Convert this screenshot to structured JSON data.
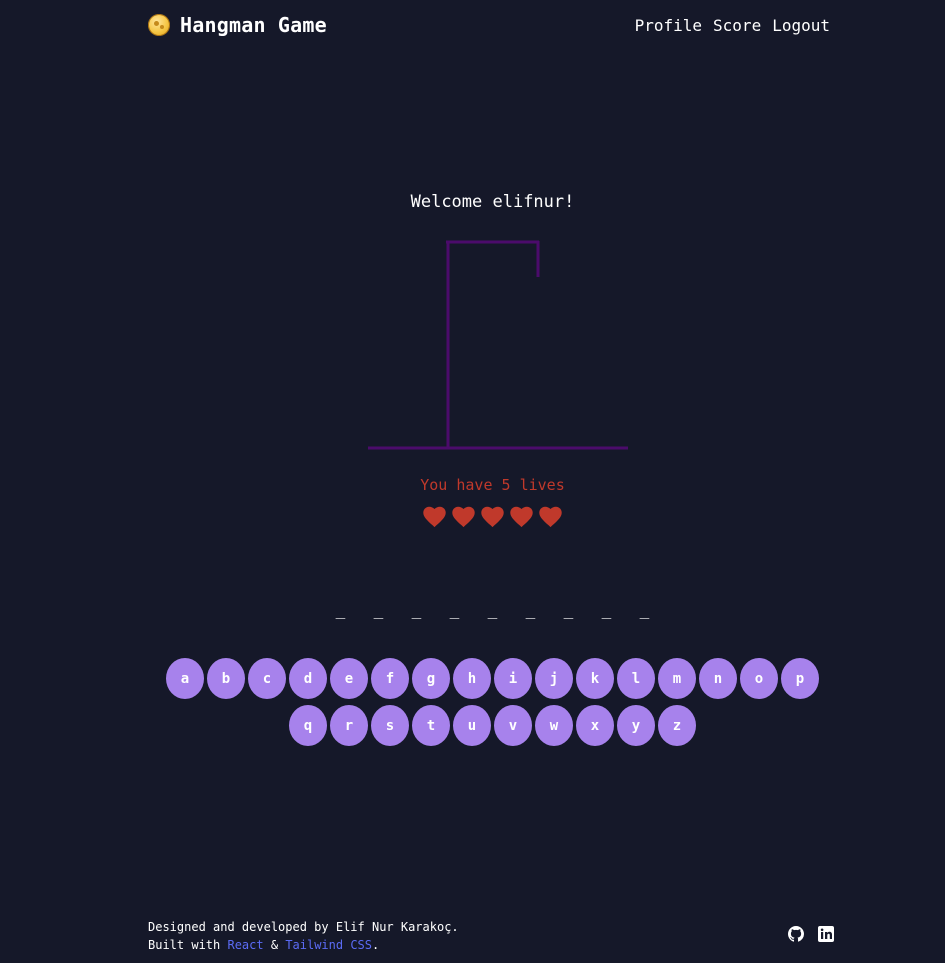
{
  "header": {
    "title": "Hangman Game",
    "nav": [
      "Profile",
      "Score",
      "Logout"
    ]
  },
  "game": {
    "welcome": "Welcome elifnur!",
    "lives_text": "You have 5 lives",
    "lives": 5,
    "word_blanks": [
      "_",
      "_",
      "_",
      "_",
      "_",
      "_",
      "_",
      "_",
      "_"
    ],
    "letters": [
      "a",
      "b",
      "c",
      "d",
      "e",
      "f",
      "g",
      "h",
      "i",
      "j",
      "k",
      "l",
      "m",
      "n",
      "o",
      "p",
      "q",
      "r",
      "s",
      "t",
      "u",
      "v",
      "w",
      "x",
      "y",
      "z"
    ]
  },
  "footer": {
    "line1": "Designed and developed by Elif Nur Karakoç.",
    "built_with": "Built with",
    "react": "React",
    "amp": "&",
    "tailwind": "Tailwind CSS",
    "period": "."
  },
  "colors": {
    "background": "#151829",
    "key": "#a782ec",
    "gallows": "#4b0b6b",
    "lives": "#c0392b",
    "link": "#5b6bf5"
  },
  "icons": [
    "coin-logo-icon",
    "heart-icon",
    "github-icon",
    "linkedin-icon"
  ]
}
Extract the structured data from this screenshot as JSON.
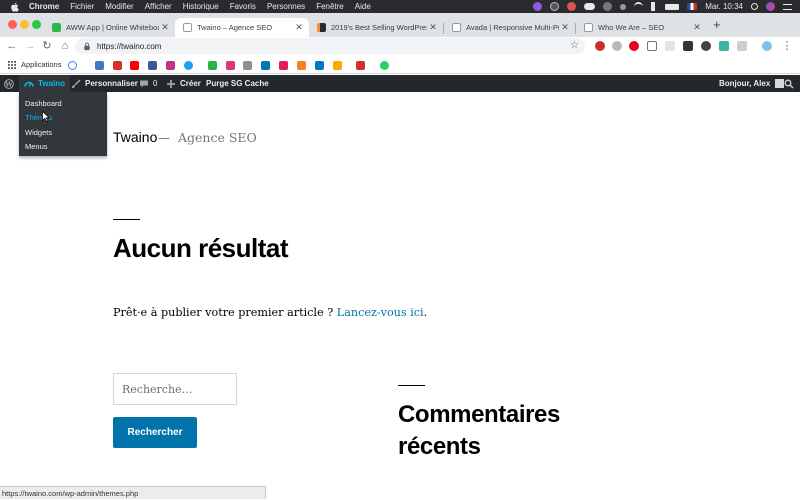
{
  "macos_menubar": {
    "app": "Chrome",
    "menus": [
      "Fichier",
      "Modifier",
      "Afficher",
      "Historique",
      "Favoris",
      "Personnes",
      "Fenêtre",
      "Aide"
    ],
    "clock": "Mar. 10:34"
  },
  "tabs": [
    {
      "label": "AWW App | Online Whiteboard",
      "favicon": "aww-icon",
      "color": "#2eb84b",
      "active": false
    },
    {
      "label": "Twaino – Agence SEO",
      "favicon": "page-icon",
      "color": "#ffffff",
      "active": true
    },
    {
      "label": "2019's Best Selling WordPress",
      "favicon": "themeforest-icon",
      "color": "#2b2b2b",
      "active": false
    },
    {
      "label": "Avada | Responsive Multi-Purp",
      "favicon": "page-icon",
      "color": "#ffffff",
      "active": false
    },
    {
      "label": "Who We Are – SEO",
      "favicon": "page-icon",
      "color": "#ffffff",
      "active": false
    }
  ],
  "toolbar": {
    "url": "https://twaino.com"
  },
  "bookmarks": {
    "apps_label": "Applications"
  },
  "wp_admin_bar": {
    "site_name": "Twaino",
    "customize": "Personnaliser",
    "comments_count": "0",
    "new": "Créer",
    "purge": "Purge SG Cache",
    "greeting": "Bonjour, Alex"
  },
  "site_menu": {
    "items": [
      "Dashboard",
      "Thèmes",
      "Widgets",
      "Menus"
    ],
    "hovered": "Thèmes"
  },
  "page": {
    "site_title": "Twaino",
    "separator": "—",
    "site_description": "Agence SEO",
    "heading": "Aucun résultat",
    "message": "Prêt·e à publier votre premier article ?",
    "message_link": "Lancez-vous ici",
    "message_end": ".",
    "search_placeholder": "Recherche…",
    "search_button": "Rechercher",
    "widget_title": "Commentaires récents"
  },
  "status_url": "https://twaino.com/wp-admin/themes.php",
  "colors": {
    "wp_admin_bar": "#23282d",
    "accent_link": "#0073aa",
    "admin_hover": "#00b9eb"
  }
}
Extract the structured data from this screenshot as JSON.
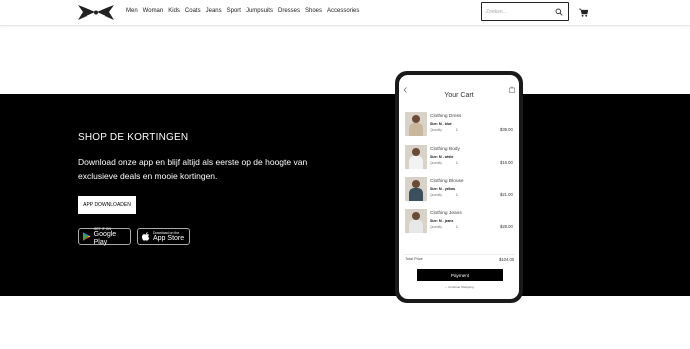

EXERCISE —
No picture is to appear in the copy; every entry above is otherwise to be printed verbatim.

WRITTEN RESPONSE —
Convert this screenshot to structured JSON data.
{
  "header": {
    "title": "Hangman Game",
    "nav": [
      "Profile",
      "Score",
      "Logout"
    ]
  },
  "game": {
    "welcome": "Welcome elifnur!",
    "lives_text": "You have 5 lives",
    "lives": 5,
    "word_blanks": [
      "_",
      "_",
      "_",
      "_",
      "_",
      "_",
      "_",
      "_",
      "_"
    ],
    "letters": [
      "a",
      "b",
      "c",
      "d",
      "e",
      "f",
      "g",
      "h",
      "i",
      "j",
      "k",
      "l",
      "m",
      "n",
      "o",
      "p",
      "q",
      "r",
      "s",
      "t",
      "u",
      "v",
      "w",
      "x",
      "y",
      "z"
    ]
  },
  "footer": {
    "line1": "Designed and developed by Elif Nur Karakoç.",
    "built_with": "Built with",
    "react": "React",
    "amp": "&",
    "tailwind": "Tailwind CSS",
    "period": "."
  },
  "colors": {
    "background": "#151829",
    "key": "#a782ec",
    "gallows": "#4b0b6b",
    "lives": "#c0392b",
    "link": "#5b6bf5"
  },
  "icons": [
    "coin-logo-icon",
    "heart-icon",
    "github-icon",
    "linkedin-icon"
  ]
}
Extract the structured data from this screenshot as JSON.
{
  "macos_menubar": {
    "app": "Chrome",
    "menus": [
      "Fichier",
      "Modifier",
      "Afficher",
      "Historique",
      "Favoris",
      "Personnes",
      "Fenêtre",
      "Aide"
    ],
    "clock": "Mar. 10:34"
  },
  "tabs": [
    {
      "label": "AWW App | Online Whiteboard",
      "favicon": "aww-icon",
      "color": "#2eb84b",
      "active": false
    },
    {
      "label": "Twaino – Agence SEO",
      "favicon": "page-icon",
      "color": "#ffffff",
      "active": true
    },
    {
      "label": "2019's Best Selling WordPress",
      "favicon": "themeforest-icon",
      "color": "#2b2b2b",
      "active": false
    },
    {
      "label": "Avada | Responsive Multi-Purp",
      "favicon": "page-icon",
      "color": "#ffffff",
      "active": false
    },
    {
      "label": "Who We Are – SEO",
      "favicon": "page-icon",
      "color": "#ffffff",
      "active": false
    }
  ],
  "toolbar": {
    "url": "https://twaino.com"
  },
  "bookmarks": {
    "apps_label": "Applications"
  },
  "wp_admin_bar": {
    "site_name": "Twaino",
    "customize": "Personnaliser",
    "comments_count": "0",
    "new": "Créer",
    "purge": "Purge SG Cache",
    "greeting": "Bonjour, Alex"
  },
  "site_menu": {
    "items": [
      "Dashboard",
      "Thèmes",
      "Widgets",
      "Menus"
    ],
    "hovered": "Thèmes"
  },
  "page": {
    "site_title": "Twaino",
    "separator": "—",
    "site_description": "Agence SEO",
    "heading": "Aucun résultat",
    "message": "Prêt·e à publier votre premier article ?",
    "message_link": "Lancez-vous ici",
    "message_end": ".",
    "search_placeholder": "Recherche…",
    "search_button": "Rechercher",
    "widget_title": "Commentaires récents"
  },
  "status_url": "https://twaino.com/wp-admin/themes.php",
  "colors": {
    "wp_admin_bar": "#23282d",
    "accent_link": "#0073aa",
    "admin_hover": "#00b9eb"
  }
}
Extract the structured data from this screenshot as JSON.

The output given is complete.